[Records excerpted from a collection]

==============================

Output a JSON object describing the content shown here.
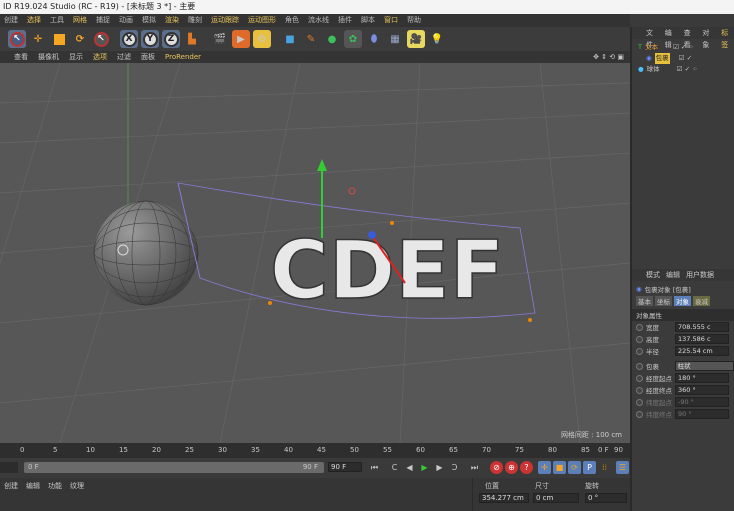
{
  "window": {
    "title": "ID R19.024 Studio (RC - R19) - [未标题 3 *] - 主要"
  },
  "menu": [
    "创建",
    "选择",
    "工具",
    "网格",
    "捕捉",
    "动画",
    "模拟",
    "渲染",
    "雕刻",
    "运动跟踪",
    "运动图形",
    "角色",
    "流水线",
    "插件",
    "脚本",
    "窗口",
    "帮助"
  ],
  "toolbar": {
    "axes": [
      "X",
      "Y",
      "Z"
    ]
  },
  "viewport": {
    "menu": [
      "查看",
      "摄像机",
      "显示",
      "选项",
      "过滤",
      "面板",
      "ProRender"
    ],
    "grid_spacing": "网格间距 : 100 cm",
    "text_object": "CDEF"
  },
  "object_manager": {
    "tabs": [
      "文件",
      "编辑",
      "查看",
      "对象",
      "标签"
    ],
    "objects": [
      {
        "name": "文本"
      },
      {
        "name": "包裹"
      },
      {
        "name": "球体"
      }
    ]
  },
  "attributes": {
    "tabs": [
      "模式",
      "编辑",
      "用户数据"
    ],
    "object_title": "包裹对象 [包裹]",
    "subtabs": [
      "基本",
      "坐标",
      "对象",
      "衰减"
    ],
    "section": "对象属性",
    "fields": [
      {
        "label": "宽度",
        "value": "708.555 c"
      },
      {
        "label": "高度",
        "value": "137.586 c"
      },
      {
        "label": "半径",
        "value": "225.54 cm"
      }
    ],
    "wrap": {
      "label": "包裹",
      "value": "柱状"
    },
    "angles": [
      {
        "label": "经度起点",
        "value": "180 °"
      },
      {
        "label": "经度终点",
        "value": "360 °"
      },
      {
        "label": "纬度起点",
        "value": "-90 °"
      },
      {
        "label": "纬度终点",
        "value": "90 °"
      }
    ]
  },
  "timeline": {
    "ticks": [
      "0",
      "5",
      "10",
      "15",
      "20",
      "25",
      "30",
      "35",
      "40",
      "45",
      "50",
      "55",
      "60",
      "65",
      "70",
      "75",
      "80",
      "85",
      "90"
    ],
    "current_frame": "0 F",
    "start": "0 F",
    "end": "90 F",
    "end_field": "90 F"
  },
  "material_manager": {
    "menu": [
      "创建",
      "编辑",
      "功能",
      "纹理"
    ]
  },
  "coordinates": {
    "headers": [
      "位置",
      "尺寸",
      "旋转"
    ],
    "x_pos": "354.277 cm",
    "x_size": "0 cm",
    "h_rot": "0 °"
  }
}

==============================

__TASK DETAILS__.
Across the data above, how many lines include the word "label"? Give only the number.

__EXERCISE SOLUTION__.
8